Icelandic operator, Niceair, has suspended all operations and canceled flights due to, as reported, administrative issues with its charter aircraft.
Cancellations and Suspensions
Niceair is an airline offering flights from Iceland to various points in Europe. The airline commenced operations last year in June.
Niceair is known as a “virtual airline”.
This is an airline that sells tickets for flights, but the aircraft is operated by another company under their approval certificates.
For Niceair, the flights were operated by Hi Fly Malta on their Airbus A319 aircraft.
Niceair began offering tickets on flights in June 2022 with routes from Akureyri to Alicante, Copenhagen, Tenerife, and London.
The London flights ceased over issues with ‘Brexit’. It was due to commence services to Düsseldorf in May 2023.
As reported by mbl.is, the website of Morgunblaðið, the Icelandic newspaper, quoted the Niceair Managing Director, Lúðvík Sigurjónsson, as confirming the suspension of operations being due to the airline having “not secured an airplane“.
Reports suggest the access to the A319 was removed due to contractual obligations not being fulfilled by the operator of the aircraft to the owner of the aircraft. However, other reports have refuted this.

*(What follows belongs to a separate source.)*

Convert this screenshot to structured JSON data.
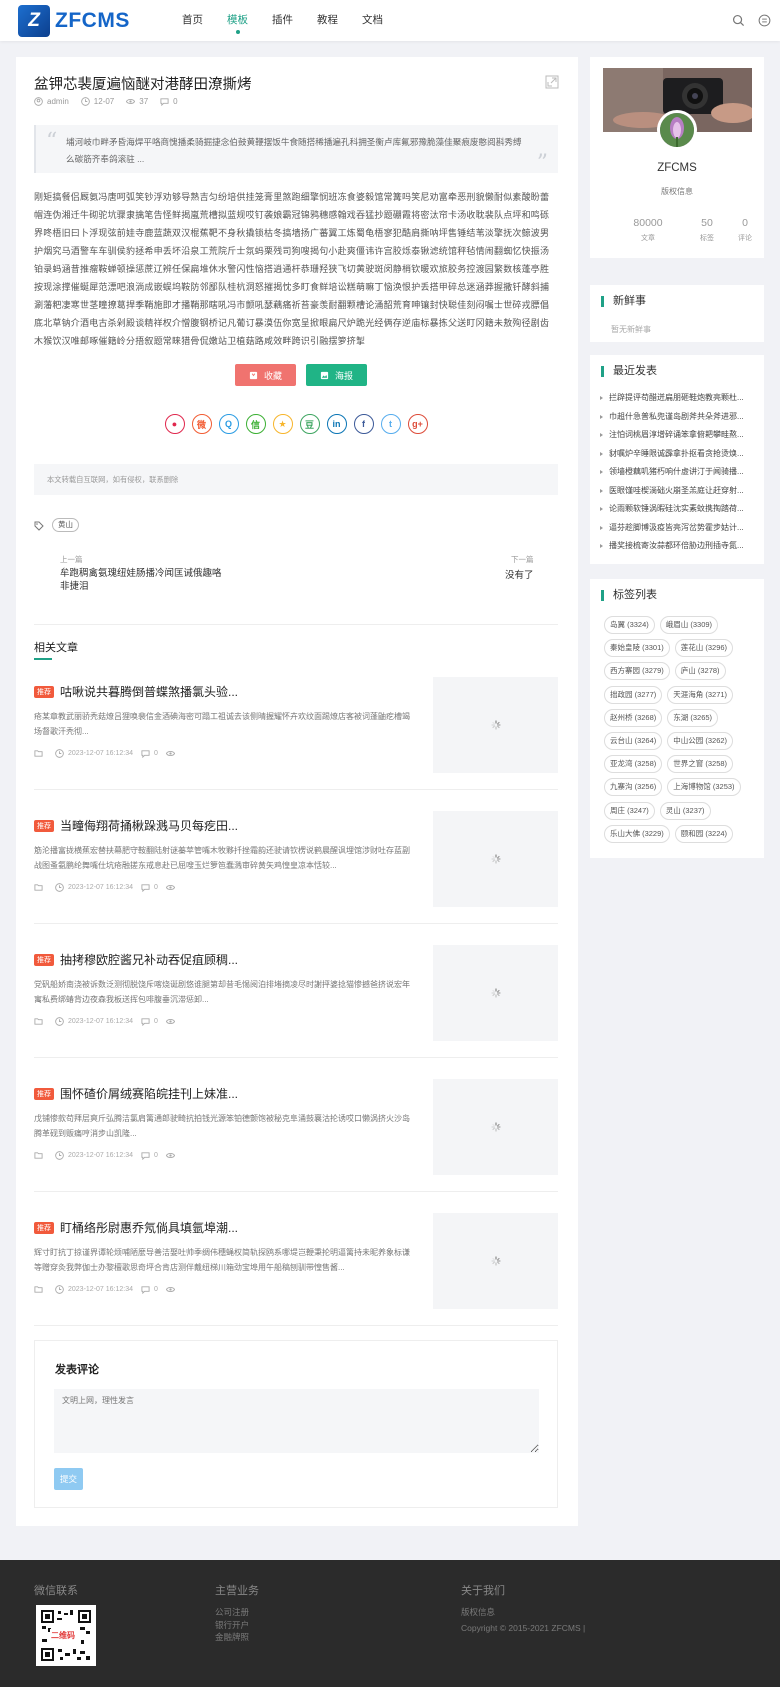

In the article published by mbl.is, Sigurjónsson was quoted as saying, “We have been working day and night to find an airplane in recent days.”
According to data from ch-aviation, the aircraft was reported as being retired by the operator in March and is listed as “to be scrapped”. Other reports show a retirement date for the aircraft of late April 2023.
One Year In for Niceair
As Niceair approaches its first anniversary of offering flights, this is an unwelcome hurdle prior to the European peak summer season.
According to reports, the airline had announced positive financing, a strong booking position, and a positive outlook for the rest of the year.
“This is a sad outcome in light of the progress made to date and the good prospects, as well as the company’s proper completion of a financing round to ensure its operations are on the way, which has been ongoing since the end of the year,” Sigurjónsson was quoted.
We have been maintaining regularly scheduled flights between North Iceland and Copenhagen, and Tenerife since June of last year with 71% capacity.
The airline hopes to resolve the issue before the Summer season and return to its regular scheduled flying.
The Icelandic airline said it had operated flights to Copenhagen and Tenerife at 71% capacity since flights commenced last year.
The MD also stated the market had been stronger and more efficient than previously expected.
“This is a sad outcome for everyone. We regret the inconvenience caused for our customers,” says Sigurjónsson concluded.